Daniil Kharms (1905-1942) is one of Russia's great lost absurdists - a writer whose world still alarms, shocks and bewitches more than half a century after he died in prison during the siege of Leningrad.
In his short, almost vignette-like writings, nothing is sacred or as it seems. His narrators dip in and out of moments, describing curious, often disturbing events before getting bored and leaving his characters to their fates. Old ladies plummet from windows, townsfolk are bludgeoned to death with cucumbers, others wander around in search of glue, sausages or nothing. By turns pointless and harrowing, they are funny. Very funny. And they are funny now.

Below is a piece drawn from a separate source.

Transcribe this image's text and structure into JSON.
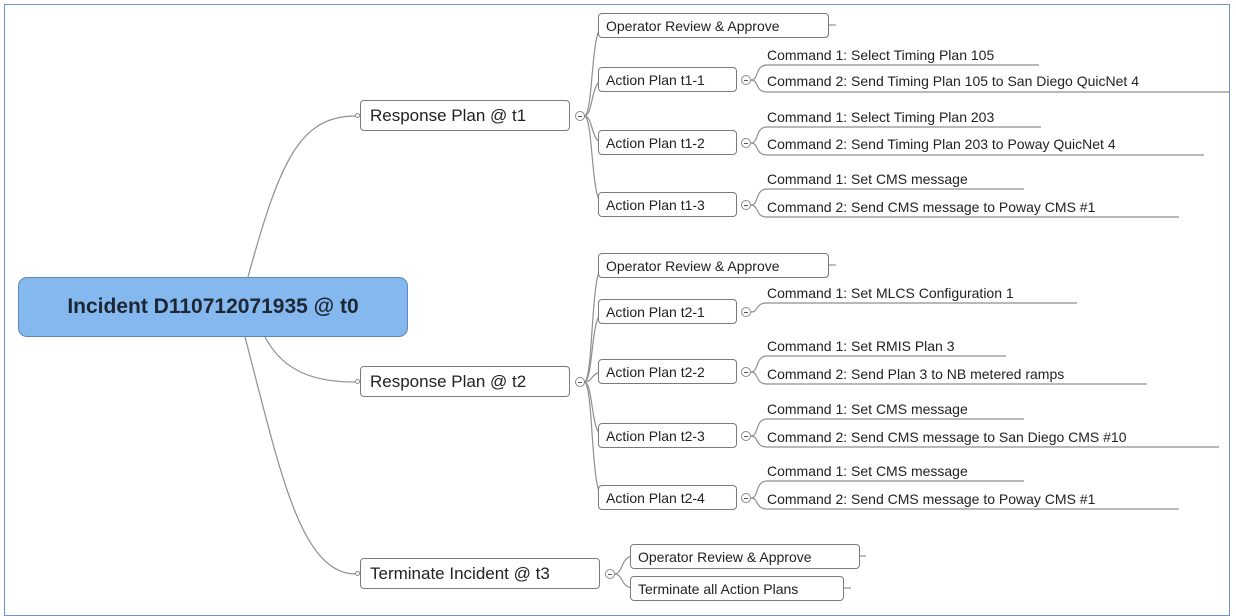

Comedian, Russophile and crumpled polymath Tim Key has been entranced by Kharms' beautiful, horrible, hilarious world for years. But is there more to Kharms than a series of curious happenings cooked up by an eccentric mind in a troublesome world? Key suspects there is. And he's prepared to delve.

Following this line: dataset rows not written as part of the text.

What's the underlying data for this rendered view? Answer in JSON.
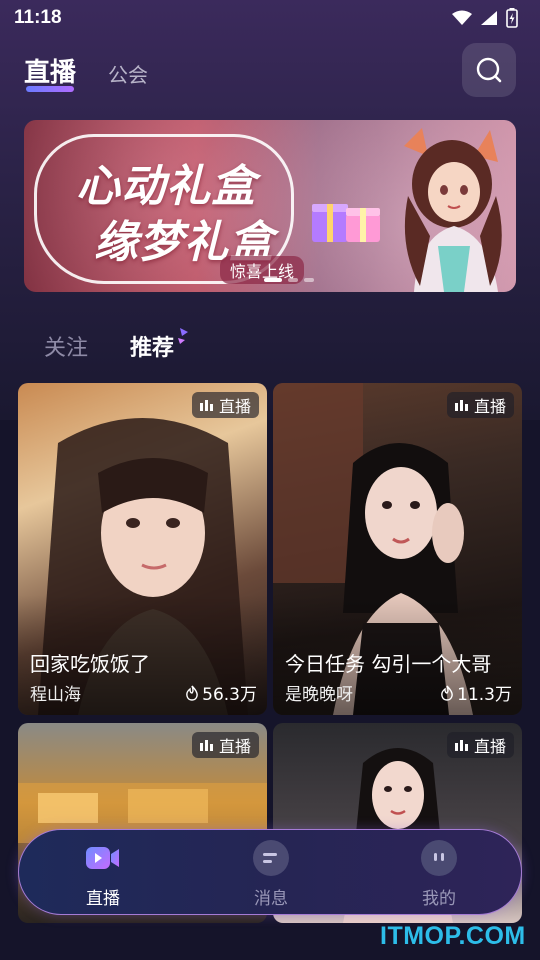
{
  "status_bar": {
    "time": "11:18"
  },
  "header": {
    "tab_live": "直播",
    "tab_guild": "公会",
    "search_icon": "search-icon"
  },
  "banner": {
    "title_line1": "心动礼盒",
    "title_line2": "缘梦礼盒",
    "subtitle": "惊喜上线"
  },
  "subtabs": {
    "follow": "关注",
    "recommend": "推荐"
  },
  "cards": [
    {
      "badge": "直播",
      "title": "回家吃饭饭了",
      "host": "程山海",
      "heat": "56.3万"
    },
    {
      "badge": "直播",
      "title": "今日任务 勾引一个大哥",
      "host": "是晚晚呀",
      "heat": "11.3万"
    },
    {
      "badge": "直播"
    },
    {
      "badge": "直播"
    }
  ],
  "bottom_nav": [
    {
      "label": "直播",
      "icon": "video-camera-icon"
    },
    {
      "label": "消息",
      "icon": "message-icon"
    },
    {
      "label": "我的",
      "icon": "profile-face-icon"
    }
  ],
  "watermark": "ITMOP.COM",
  "colors": {
    "accent": "#8a6cff",
    "nav_border": "#a57bd6",
    "watermark": "#2dbde9"
  }
}
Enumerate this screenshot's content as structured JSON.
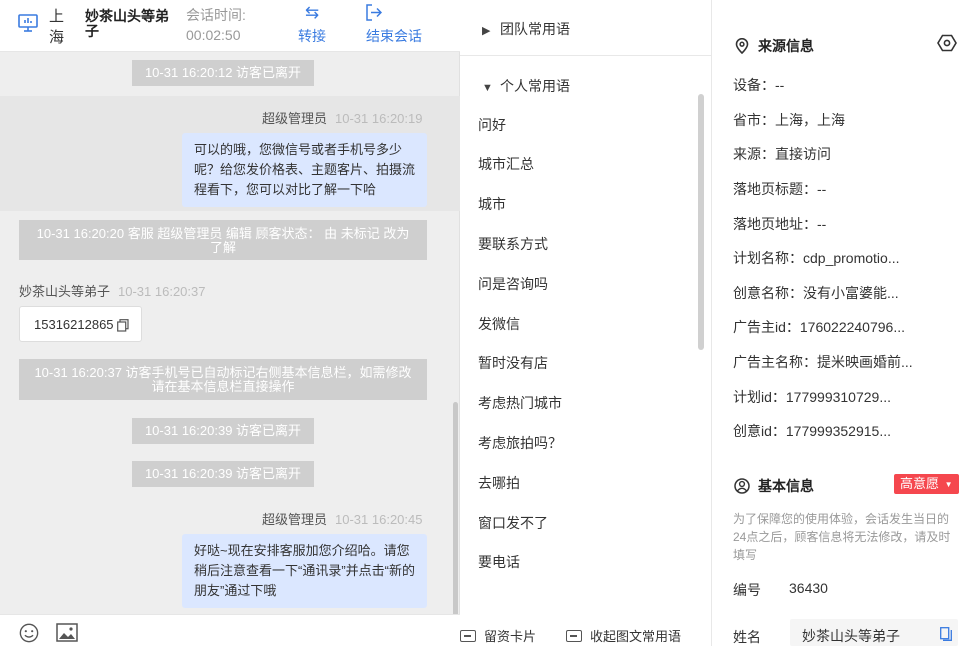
{
  "header": {
    "city": "上海",
    "visitor_name": "妙茶山头等弟子",
    "time_label": "会话时间:",
    "time_value": "00:02:50",
    "transfer_label": "转接",
    "end_label": "结束会话"
  },
  "messages": {
    "sys1": "10-31 16:20:12 访客已离开",
    "agent1_name": "超级管理员",
    "agent1_time": "10-31 16:20:19",
    "agent1_text": "可以的哦，您微信号或者手机号多少呢？给您发价格表、主题客片、拍摄流程看下，您可以对比了解一下哈",
    "sys2": "10-31 16:20:20 客服 超级管理员 编辑 顾客状态： 由 未标记 改为 了解",
    "visitor_name": "妙茶山头等弟子",
    "visitor_time": "10-31 16:20:37",
    "visitor_text": "15316212865",
    "sys3": "10-31 16:20:37 访客手机号已自动标记右侧基本信息栏，如需修改请在基本信息栏直接操作",
    "sys4": "10-31 16:20:39 访客已离开",
    "sys5": "10-31 16:20:39 访客已离开",
    "agent2_name": "超级管理员",
    "agent2_time": "10-31 16:20:45",
    "agent2_text": "好哒~现在安排客服加您介绍哈。请您稍后注意查看一下“通讯录”并点击“新的朋友”通过下哦"
  },
  "quick_replies": {
    "team_group": "团队常用语",
    "personal_group": "个人常用语",
    "items": [
      "问好",
      "城市汇总",
      "城市",
      "要联系方式",
      "问是咨询吗",
      "发微信",
      "暂时没有店",
      "考虑热门城市",
      "考虑旅拍吗？",
      "去哪拍",
      "窗口发不了",
      "要电话"
    ],
    "footer_card": "留资卡片",
    "footer_collapse": "收起图文常用语"
  },
  "source_info": {
    "title": "来源信息",
    "device": "设备：--",
    "province_city": "省市：上海，上海",
    "source": "来源：直接访问",
    "landing_title": "落地页标题：--",
    "landing_url": "落地页地址：--",
    "plan_name": "计划名称：cdp_promotio...",
    "creative_name": "创意名称：没有小富婆能...",
    "advertiser_id": "广告主id：176022240796...",
    "advertiser_name": "广告主名称：提米映画婚前...",
    "plan_id": "计划id：177999310729...",
    "creative_id": "创意id：177999352915..."
  },
  "basic_info": {
    "title": "基本信息",
    "intent_badge": "高意愿",
    "note": "为了保障您的使用体验，会话发生当日的24点之后，顾客信息将无法修改，请及时填写",
    "id_label": "编号",
    "id_value": "36430",
    "name_label": "姓名",
    "name_value": "妙茶山头等弟子"
  },
  "colors": {
    "accent": "#3a7be0",
    "agent_bubble": "#dbe7ff",
    "system_msg": "#cfcfcf",
    "badge": "#f5474e"
  }
}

As he delves, he encounters Noel Fielding, Alice Nakhimovsky, Matvei Yankelevich, Peter Scotto, Tony Anemone and Daniil Kharms.